What is expected: Please tally the lines below that contain the word "icon" and reply with the total alone.
---- Dataset records
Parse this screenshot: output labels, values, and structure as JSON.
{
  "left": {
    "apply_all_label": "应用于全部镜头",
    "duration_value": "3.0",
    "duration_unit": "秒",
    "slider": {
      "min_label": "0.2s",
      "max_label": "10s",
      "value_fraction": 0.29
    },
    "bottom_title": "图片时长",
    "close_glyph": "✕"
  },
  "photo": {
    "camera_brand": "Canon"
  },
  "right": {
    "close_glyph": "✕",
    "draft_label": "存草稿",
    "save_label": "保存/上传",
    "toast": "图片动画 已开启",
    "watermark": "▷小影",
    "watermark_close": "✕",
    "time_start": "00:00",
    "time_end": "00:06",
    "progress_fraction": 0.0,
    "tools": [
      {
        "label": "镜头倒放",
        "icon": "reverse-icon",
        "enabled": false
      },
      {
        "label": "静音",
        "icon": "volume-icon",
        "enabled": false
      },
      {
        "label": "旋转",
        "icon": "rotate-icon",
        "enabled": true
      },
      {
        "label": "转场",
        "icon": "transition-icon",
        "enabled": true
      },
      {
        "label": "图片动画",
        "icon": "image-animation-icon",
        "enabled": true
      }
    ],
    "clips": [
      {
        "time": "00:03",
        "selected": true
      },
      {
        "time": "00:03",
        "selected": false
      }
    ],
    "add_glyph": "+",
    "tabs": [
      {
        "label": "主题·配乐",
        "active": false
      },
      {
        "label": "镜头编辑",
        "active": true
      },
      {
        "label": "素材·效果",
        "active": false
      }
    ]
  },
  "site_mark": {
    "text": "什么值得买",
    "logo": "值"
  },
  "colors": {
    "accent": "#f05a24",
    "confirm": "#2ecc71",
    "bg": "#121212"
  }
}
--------
Reply to the task: 5